Paypal’s share price showed exceptional growth during the pandemic but plummeted to 2019 levels in 2022 after growth started to slow.
Paypal was formed from the merger between X.com and Confinity. X.com was an online bank co-founded by Elon Musk in 1999, while Confinity was a payments company founded in 1998.
They merged in 2000 and changed their name to Paypal, specialising in internet money transfers. The company was sold to eBay in 2002 and spun off as an independent firm in 2015.
Paypal continues to specialise in online payments but also offers financial services like short-term business financing, invoicing, and gateway services.
Transaction facilitation is the company’s largest revenue driver, contributing over 92% of Paypal’s revenue.
Paypal showed rapid growth following the eBay acquisition because of payments on the eCommerce platform.
eBay gave it the launch pad to expand its operations and become a household name in online payments and money transfers.
Paypal’s share price experienced exceptional growth and increased from $35 in 2015 to its peak of $304 in 2021.
Between 2020 and 2021, Paypal traded at an average price-to-earnings (P/E) ratio of 70 times with a peak P/E ratio of 109.36.
Many investors felt that Paypal’s innovative payment systems would continue to be disruptive, and its high valuation would be compensated with increased growth.
However, some analysts warned that Paypal was grossly overvalued.

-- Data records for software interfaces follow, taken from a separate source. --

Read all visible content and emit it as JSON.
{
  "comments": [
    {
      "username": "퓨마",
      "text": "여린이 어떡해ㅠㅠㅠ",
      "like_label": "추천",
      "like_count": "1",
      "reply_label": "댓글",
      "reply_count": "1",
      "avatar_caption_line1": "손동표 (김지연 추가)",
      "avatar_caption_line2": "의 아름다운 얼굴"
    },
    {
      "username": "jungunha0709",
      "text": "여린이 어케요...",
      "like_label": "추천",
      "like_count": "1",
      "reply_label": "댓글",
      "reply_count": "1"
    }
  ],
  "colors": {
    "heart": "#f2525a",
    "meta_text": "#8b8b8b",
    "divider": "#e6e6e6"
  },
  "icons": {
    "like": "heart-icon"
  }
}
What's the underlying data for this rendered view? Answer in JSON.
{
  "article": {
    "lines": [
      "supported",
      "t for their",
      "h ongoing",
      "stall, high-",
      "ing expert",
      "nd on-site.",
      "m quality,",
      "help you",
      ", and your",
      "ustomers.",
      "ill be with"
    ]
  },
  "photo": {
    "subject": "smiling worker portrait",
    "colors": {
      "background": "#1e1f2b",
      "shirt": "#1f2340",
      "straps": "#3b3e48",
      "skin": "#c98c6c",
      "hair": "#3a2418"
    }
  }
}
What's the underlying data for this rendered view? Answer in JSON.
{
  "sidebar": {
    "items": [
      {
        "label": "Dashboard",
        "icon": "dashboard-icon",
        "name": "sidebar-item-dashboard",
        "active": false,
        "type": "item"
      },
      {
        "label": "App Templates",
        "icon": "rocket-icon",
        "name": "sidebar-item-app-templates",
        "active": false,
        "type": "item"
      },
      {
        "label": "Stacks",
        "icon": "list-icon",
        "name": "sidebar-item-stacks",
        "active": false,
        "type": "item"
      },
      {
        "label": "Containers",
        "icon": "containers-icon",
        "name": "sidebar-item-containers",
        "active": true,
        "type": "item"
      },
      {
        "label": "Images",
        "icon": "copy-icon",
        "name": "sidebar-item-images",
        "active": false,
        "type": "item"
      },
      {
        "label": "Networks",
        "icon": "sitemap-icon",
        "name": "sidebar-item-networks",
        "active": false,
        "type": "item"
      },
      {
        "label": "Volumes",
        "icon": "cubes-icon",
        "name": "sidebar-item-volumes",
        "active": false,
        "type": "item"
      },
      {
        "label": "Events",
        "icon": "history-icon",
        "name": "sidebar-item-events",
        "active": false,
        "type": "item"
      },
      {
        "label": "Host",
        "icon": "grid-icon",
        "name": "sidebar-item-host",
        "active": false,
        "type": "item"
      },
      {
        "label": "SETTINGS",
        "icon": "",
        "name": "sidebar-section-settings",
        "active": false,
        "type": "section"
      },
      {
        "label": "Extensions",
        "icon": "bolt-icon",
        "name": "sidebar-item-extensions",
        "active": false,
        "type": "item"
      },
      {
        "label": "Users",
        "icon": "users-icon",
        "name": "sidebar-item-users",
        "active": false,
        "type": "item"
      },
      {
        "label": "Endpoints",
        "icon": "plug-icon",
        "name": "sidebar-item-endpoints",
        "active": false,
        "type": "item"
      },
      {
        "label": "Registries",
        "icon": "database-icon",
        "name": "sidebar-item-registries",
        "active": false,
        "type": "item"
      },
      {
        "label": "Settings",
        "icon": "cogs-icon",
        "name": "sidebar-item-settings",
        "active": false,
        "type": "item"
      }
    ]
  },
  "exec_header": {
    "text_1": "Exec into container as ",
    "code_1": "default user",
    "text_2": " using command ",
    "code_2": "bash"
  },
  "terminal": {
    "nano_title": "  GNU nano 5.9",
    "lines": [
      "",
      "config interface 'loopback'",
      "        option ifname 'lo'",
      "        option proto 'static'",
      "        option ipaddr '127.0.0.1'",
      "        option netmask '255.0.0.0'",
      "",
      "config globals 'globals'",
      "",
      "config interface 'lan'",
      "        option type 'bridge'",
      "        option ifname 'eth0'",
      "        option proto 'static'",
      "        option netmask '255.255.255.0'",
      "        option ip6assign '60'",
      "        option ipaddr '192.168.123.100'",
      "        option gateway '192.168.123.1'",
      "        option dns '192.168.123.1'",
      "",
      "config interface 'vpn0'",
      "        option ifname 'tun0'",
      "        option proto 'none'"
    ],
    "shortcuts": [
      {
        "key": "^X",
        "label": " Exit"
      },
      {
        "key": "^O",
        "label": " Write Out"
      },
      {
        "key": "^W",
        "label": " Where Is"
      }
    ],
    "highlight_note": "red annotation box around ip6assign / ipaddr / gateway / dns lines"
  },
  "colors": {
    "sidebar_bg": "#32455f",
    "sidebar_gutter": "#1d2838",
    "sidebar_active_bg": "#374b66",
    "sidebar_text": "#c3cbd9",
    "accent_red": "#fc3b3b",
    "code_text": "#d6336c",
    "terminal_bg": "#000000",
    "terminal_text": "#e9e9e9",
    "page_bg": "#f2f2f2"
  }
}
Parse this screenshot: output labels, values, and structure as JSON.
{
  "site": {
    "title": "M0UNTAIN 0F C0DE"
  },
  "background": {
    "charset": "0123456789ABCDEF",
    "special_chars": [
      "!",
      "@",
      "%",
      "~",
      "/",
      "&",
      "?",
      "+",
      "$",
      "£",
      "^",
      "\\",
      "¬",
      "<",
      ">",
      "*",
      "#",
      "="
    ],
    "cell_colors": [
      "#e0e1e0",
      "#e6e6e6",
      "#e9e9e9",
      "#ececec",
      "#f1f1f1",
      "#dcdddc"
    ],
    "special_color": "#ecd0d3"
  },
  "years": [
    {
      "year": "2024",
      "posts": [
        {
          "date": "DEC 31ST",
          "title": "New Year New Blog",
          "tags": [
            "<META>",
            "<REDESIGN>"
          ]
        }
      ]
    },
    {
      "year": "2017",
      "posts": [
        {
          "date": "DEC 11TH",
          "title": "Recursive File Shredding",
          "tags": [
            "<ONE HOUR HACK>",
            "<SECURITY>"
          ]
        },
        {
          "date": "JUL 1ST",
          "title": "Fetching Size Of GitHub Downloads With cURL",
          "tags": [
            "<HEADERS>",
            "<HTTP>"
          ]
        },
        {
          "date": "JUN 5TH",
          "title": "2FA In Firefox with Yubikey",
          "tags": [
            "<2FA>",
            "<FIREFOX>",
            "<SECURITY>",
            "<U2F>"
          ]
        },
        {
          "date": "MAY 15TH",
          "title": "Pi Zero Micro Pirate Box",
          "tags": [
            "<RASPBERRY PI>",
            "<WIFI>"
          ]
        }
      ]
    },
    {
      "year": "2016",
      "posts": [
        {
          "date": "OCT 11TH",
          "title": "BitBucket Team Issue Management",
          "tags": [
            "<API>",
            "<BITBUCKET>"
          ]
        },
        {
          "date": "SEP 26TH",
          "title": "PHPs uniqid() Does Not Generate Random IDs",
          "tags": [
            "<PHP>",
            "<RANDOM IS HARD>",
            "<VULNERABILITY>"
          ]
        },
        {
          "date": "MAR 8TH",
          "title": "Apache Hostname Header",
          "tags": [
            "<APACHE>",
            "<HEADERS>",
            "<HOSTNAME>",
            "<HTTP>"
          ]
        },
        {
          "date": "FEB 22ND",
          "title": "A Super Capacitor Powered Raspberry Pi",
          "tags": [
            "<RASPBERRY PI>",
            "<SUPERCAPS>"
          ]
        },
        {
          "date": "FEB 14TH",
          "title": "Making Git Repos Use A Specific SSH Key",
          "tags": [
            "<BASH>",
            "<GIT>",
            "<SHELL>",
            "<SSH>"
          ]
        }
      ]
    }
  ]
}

In a 2020 interview with CNBC, Chantico Global founder and CEO Gina Sanchez said Paypal was highly overvalued compared to other credit card service companies such as American Express.
She argued that, although the payment method differs, both companies are driven by the same underlying factor – transaction volumes.
In late 2021, Paypal’s share price came under immense pressure and fell from a high of over $300 to below $100 in 2022.
As inflationary pressures increased and an interest rate hiking cycle became more probable, investors saw a difficult time ahead for Paypal.
However, the macroeconomic conditions were not the main reason for the price drop.
At the end of 2021, Paypal’s management gave its outlook for the 2022 financial year with its growth estimates.
Revenue and profit projections were lower than previous estimates and below analysts’ expectations.
It concerned many investors as it seemed like Paypal had reached the end of its growth stage. The company’s core performance measures substantiate this view.
The chart below shows the total purchase value of all transactions processed by Paypal in a trailing year with a quarterly step.
It reveals that the increase in value of the transactions has been slowing since mid-2021.
Paypal’s growth slowdown can also be seen in its client base over the last few years.
The company enjoyed strong client growth for two decades but started to slow in 2019. There was no increase in clients from Q1 2022 to Q2 2022.
The slowdown in client growth and transaction volumes reveals why many investors dumped the stock in search of more value.
Paypal is viewed as a growth stock, and the premium paid for the stock was valued on the company’s expected growth.
As soon as the company showed signs of deteriorating growth, the premium paid for the stock quickly lost its value.
Paypal is still trading at an elevated P/E ratio of 51 times, and if its growth continues to slow, it may still be overvalued.